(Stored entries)
┄┄┄┄┄┄┄┄┄┄┄┄┄┄┄┄┄┄┄┄

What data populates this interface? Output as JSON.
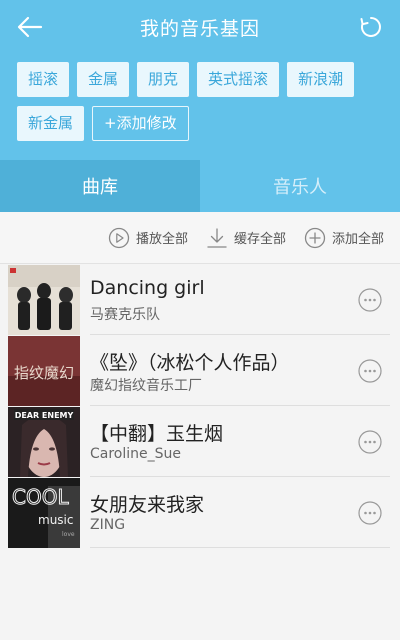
{
  "header": {
    "title": "我的音乐基因",
    "back_icon": "back-arrow-icon",
    "refresh_icon": "refresh-icon",
    "bg_color": "#62c2ea"
  },
  "tags": [
    "摇滚",
    "金属",
    "朋克",
    "英式摇滚",
    "新浪潮",
    "新金属"
  ],
  "add_tag_label": "+添加修改",
  "tabs": [
    {
      "label": "曲库",
      "active": true
    },
    {
      "label": "音乐人",
      "active": false
    }
  ],
  "actions": {
    "play_all": "播放全部",
    "cache_all": "缓存全部",
    "add_all": "添加全部"
  },
  "songs": [
    {
      "title": "Dancing girl",
      "artist": "马赛克乐队"
    },
    {
      "title": "《坠》（冰松个人作品）",
      "artist": "魔幻指纹音乐工厂"
    },
    {
      "title": "【中翻】玉生烟",
      "artist": "Caroline_Sue"
    },
    {
      "title": "女朋友来我家",
      "artist": "ZING"
    }
  ],
  "covers": {
    "cover2_text": "指纹魔幻",
    "cover3_text": "DEAR ENEMY",
    "cover4_text1": "COOL",
    "cover4_text2": "music",
    "cover4_text3": "love"
  }
}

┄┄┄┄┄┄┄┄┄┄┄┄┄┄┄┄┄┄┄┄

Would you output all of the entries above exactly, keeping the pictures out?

What data populates this interface? Output as JSON.
{
  "header": {
    "title": "我的音乐基因",
    "back_icon": "back-arrow-icon",
    "refresh_icon": "refresh-icon",
    "bg_color": "#62c2ea"
  },
  "tags": [
    "摇滚",
    "金属",
    "朋克",
    "英式摇滚",
    "新浪潮",
    "新金属"
  ],
  "add_tag_label": "+添加修改",
  "tabs": [
    {
      "label": "曲库",
      "active": true
    },
    {
      "label": "音乐人",
      "active": false
    }
  ],
  "actions": {
    "play_all": "播放全部",
    "cache_all": "缓存全部",
    "add_all": "添加全部"
  },
  "songs": [
    {
      "title": "Dancing girl",
      "artist": "马赛克乐队"
    },
    {
      "title": "《坠》（冰松个人作品）",
      "artist": "魔幻指纹音乐工厂"
    },
    {
      "title": "【中翻】玉生烟",
      "artist": "Caroline_Sue"
    },
    {
      "title": "女朋友来我家",
      "artist": "ZING"
    }
  ],
  "covers": {
    "cover2_text": "指纹魔幻",
    "cover3_text": "DEAR ENEMY",
    "cover4_text1": "COOL",
    "cover4_text2": "music",
    "cover4_text3": "love"
  }
}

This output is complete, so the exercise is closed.